The Sumba hornbill or Julang Sumba (Rhyticeros undulatus) is under increasing threat of extinction. Indiscriminate deforestation is threatening their survival. The population is estimated at less than 4,000 with an average density of six individuals per square kilometer. A hornbill can fly to and fro over an area of up to 100 square kilometers.
Most of the original forest has been cleared for the planting of maize, cassava, and other crops so only small isolated patches remain. Furthermore, this clearance is ongoing due to the growing population of the island and this represents a threat to the birds.
In 1998 two national parks were designated on the island for the protection of endangered species: the Laiwangi Wanggameti National Park and Manupeu Tanah Daru National Park.
Sumba is part of the East Nusa Tenggara province. The island and the very small islands administered with it are split into four regencies (local government districts). These are Sumba Barat (West Sumba), Sumba Barat Daya (Southwest Sumba), Sumba Tengah (Central Sumba) and Sumba Timur (East Sumba). The island accounted for 14.6% of the provincial population in 2010. The provincial capital is not on the island, but in Kupang, West Timor.
Sumba has a highly stratified society based on castes. This is especially true of East Sumba, whereas West Sumba is more ethnically and linguistically diverse.
The Sumbanese people speak a variety of closely related Austronesian languages and have a mixture of Austronesian and Melanesian ancestry. The largest language group is the Kambera language, spoken by a quarter of a million people in the eastern half of Sumba.
Twenty-five to thirty percent of the population practices the animist Marapu religion. The remainder are Christian, a majority being Dutch Calvinist with a substantial minority being Roman Catholic. A small number of Sunni Muslims can be found along the coastal areas.
Sumba is famous for ikat textiles, particularly very detailed hand-woven ikat. The process of dying and weaving ikat is labor-intensive and one piece can take months to prepare.
Sumba is one of the poorer islands of Indonesia. A relatively high percentage of the population suffers from malaria, although the illness is almost eradicated in the west part of the island. Infant mortality is high.
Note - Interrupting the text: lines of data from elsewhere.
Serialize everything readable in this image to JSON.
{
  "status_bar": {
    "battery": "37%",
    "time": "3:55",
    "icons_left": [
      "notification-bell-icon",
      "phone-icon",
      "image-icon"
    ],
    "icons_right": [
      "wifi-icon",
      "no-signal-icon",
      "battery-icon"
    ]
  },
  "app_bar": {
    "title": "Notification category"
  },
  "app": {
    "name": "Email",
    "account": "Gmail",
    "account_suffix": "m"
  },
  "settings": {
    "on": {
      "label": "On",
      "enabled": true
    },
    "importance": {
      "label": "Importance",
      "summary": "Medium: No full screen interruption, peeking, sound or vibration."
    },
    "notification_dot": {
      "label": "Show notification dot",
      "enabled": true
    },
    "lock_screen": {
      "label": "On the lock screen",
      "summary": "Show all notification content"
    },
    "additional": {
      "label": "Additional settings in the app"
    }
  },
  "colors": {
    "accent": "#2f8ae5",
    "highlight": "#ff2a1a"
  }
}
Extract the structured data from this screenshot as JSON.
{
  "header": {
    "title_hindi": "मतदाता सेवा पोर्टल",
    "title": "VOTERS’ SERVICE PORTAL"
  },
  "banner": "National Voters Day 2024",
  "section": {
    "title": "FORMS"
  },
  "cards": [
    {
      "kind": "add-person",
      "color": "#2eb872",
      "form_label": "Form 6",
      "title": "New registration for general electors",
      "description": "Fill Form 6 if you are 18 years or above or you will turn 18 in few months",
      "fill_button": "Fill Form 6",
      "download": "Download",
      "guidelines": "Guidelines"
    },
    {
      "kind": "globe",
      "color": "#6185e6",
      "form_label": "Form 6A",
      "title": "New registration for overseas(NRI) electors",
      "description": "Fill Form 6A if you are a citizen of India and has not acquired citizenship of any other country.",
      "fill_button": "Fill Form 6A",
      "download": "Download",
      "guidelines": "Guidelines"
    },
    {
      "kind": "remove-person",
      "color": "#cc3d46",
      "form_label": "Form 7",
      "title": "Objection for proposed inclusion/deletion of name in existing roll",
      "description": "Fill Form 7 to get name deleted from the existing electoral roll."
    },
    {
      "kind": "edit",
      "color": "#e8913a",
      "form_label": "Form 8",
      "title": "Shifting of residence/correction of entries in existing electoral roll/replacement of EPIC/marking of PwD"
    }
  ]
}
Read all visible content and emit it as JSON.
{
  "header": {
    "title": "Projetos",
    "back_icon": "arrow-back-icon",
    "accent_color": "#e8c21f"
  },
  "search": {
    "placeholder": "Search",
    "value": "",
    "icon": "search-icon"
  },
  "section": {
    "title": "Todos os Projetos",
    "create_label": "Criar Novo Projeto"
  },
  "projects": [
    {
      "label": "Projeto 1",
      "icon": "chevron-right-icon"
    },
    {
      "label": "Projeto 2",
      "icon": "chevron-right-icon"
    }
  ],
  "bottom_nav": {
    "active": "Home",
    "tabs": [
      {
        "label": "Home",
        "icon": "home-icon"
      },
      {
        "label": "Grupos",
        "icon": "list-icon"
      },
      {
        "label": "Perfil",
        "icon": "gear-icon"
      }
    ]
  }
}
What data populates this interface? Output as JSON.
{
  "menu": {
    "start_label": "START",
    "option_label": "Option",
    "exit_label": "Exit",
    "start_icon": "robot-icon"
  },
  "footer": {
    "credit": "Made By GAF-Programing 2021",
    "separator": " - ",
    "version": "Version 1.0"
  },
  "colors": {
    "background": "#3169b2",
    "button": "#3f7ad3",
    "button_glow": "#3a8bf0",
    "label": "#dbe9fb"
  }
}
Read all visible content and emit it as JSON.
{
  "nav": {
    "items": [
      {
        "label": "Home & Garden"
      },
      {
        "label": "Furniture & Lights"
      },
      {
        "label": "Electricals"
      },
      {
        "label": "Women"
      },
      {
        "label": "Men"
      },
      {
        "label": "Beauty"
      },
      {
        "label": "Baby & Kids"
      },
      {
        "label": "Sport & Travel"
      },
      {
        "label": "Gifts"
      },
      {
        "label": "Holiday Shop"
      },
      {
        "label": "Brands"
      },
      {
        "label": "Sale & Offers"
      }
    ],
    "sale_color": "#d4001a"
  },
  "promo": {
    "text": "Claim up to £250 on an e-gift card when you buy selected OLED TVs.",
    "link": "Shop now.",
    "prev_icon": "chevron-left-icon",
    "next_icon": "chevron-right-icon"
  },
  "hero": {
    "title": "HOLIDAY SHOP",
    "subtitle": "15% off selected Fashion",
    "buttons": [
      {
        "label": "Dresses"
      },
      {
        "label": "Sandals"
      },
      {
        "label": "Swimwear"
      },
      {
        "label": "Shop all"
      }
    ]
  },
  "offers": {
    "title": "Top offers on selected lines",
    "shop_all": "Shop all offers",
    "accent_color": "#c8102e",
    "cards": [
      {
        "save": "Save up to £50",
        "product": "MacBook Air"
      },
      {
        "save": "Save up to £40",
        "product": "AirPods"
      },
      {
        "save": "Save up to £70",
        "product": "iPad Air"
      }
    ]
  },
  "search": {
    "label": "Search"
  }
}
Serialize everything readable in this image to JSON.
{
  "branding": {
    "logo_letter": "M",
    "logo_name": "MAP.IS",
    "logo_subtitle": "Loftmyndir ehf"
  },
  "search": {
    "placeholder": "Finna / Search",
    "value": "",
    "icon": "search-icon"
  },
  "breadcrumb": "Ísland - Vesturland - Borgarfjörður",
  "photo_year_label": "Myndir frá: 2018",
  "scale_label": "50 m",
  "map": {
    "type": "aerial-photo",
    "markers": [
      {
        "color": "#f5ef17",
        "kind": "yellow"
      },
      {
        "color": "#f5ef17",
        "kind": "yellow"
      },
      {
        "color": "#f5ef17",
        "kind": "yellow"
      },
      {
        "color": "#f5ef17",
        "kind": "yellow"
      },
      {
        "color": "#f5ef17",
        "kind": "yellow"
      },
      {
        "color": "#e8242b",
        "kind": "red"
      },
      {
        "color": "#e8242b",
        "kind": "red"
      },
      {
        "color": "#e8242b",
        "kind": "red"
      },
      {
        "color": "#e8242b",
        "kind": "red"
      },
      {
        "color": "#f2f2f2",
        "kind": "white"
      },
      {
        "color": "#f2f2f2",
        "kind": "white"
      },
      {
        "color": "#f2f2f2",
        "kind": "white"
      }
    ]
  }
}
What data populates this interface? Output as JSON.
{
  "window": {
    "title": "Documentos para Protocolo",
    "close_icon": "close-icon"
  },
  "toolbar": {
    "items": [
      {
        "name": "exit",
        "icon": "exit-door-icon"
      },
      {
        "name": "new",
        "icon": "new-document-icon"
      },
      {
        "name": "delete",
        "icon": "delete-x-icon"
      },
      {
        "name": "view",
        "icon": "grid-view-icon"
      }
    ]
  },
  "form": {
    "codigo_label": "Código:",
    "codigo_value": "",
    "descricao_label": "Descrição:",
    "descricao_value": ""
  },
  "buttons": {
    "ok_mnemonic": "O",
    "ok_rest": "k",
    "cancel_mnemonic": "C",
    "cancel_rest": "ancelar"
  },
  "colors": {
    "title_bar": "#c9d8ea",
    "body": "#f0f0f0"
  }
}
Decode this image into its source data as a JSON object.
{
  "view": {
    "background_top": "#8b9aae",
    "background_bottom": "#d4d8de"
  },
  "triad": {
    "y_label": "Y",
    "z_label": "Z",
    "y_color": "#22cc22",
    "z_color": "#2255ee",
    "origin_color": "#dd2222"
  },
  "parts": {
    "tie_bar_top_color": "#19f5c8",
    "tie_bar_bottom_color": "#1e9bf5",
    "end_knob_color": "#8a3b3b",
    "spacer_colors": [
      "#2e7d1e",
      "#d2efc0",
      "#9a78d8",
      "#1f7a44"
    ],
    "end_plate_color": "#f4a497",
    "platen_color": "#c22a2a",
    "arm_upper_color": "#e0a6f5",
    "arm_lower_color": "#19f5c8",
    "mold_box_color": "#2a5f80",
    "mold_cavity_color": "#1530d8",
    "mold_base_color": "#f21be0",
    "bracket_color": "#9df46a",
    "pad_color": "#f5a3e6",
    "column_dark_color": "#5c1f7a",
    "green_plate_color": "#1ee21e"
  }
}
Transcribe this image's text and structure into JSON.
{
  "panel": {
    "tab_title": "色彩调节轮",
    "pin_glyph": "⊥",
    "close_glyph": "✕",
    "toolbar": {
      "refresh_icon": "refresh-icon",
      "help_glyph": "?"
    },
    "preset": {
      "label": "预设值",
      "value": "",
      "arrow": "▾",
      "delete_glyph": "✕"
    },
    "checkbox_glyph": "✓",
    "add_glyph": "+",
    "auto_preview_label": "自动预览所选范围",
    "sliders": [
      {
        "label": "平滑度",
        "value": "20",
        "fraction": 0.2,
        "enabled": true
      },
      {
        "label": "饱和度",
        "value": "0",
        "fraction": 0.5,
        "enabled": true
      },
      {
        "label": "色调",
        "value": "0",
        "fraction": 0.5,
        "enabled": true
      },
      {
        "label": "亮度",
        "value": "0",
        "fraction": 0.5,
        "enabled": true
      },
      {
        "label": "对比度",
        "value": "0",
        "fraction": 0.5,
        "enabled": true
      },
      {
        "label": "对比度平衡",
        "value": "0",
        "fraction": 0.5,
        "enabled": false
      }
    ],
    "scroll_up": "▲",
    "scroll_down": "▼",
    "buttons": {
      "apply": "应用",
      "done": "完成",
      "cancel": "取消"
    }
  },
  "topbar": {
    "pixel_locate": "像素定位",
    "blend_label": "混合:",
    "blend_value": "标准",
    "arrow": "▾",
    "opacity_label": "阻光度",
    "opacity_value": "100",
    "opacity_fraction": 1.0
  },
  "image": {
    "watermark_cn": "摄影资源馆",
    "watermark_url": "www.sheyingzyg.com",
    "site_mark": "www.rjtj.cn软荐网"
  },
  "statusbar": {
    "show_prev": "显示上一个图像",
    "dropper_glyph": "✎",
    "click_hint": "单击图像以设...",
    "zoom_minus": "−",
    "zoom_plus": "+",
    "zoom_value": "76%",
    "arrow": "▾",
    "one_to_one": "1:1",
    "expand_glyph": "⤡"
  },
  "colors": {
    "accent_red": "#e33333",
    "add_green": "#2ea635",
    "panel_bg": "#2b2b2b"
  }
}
Access to water is one of the major challenges in Sumba. During the dry season, many streams dry up and villagers depend on wells for scarce supplies of water. Many villagers have to travel several kilometres several times a day to fetch water. It is mainly the women and children which are sent for water, while the men are at work. The Sumba Foundation has been active in raising sponsorship to drill wells in villages and attempting to reduce poverty on the island. As of February 2013, the Sumba Foundation were responsible for 48 wells and 191 water stations, a supplying 15 schools with water and sanitation, and reducing malaria rates by some 85%.
Some places to visit are:Tanggedu Waterfall, 26 kilometers from capital city Waingapu.
Puru Kambera Beach, 26 kilometers from capital city Waingapu, a one-hour drive
Tarimbay Bay, 120 kilometers from Waingapu, a five-hour drive, is a surfer paradise with 2- to 3-meter tall waves between June and September.
Watu Mandorak Cove, a white sandy beach with cliffs, a two-hour drive, and 42 kilometers from Tambolaka in the dry season. It takes longer and is not recommended in the rainy season.
The island's most popular resort is the Nihiwatu Resort, which has been ranked as one of the world's five best eco-hotels and was awarded the world’s best hotel of 2016 from Travel + Leisure for its native ambiance and authentic local experience. Despite its expensive rates, the resort has been fully booked.Tourist and Road Map of Sumba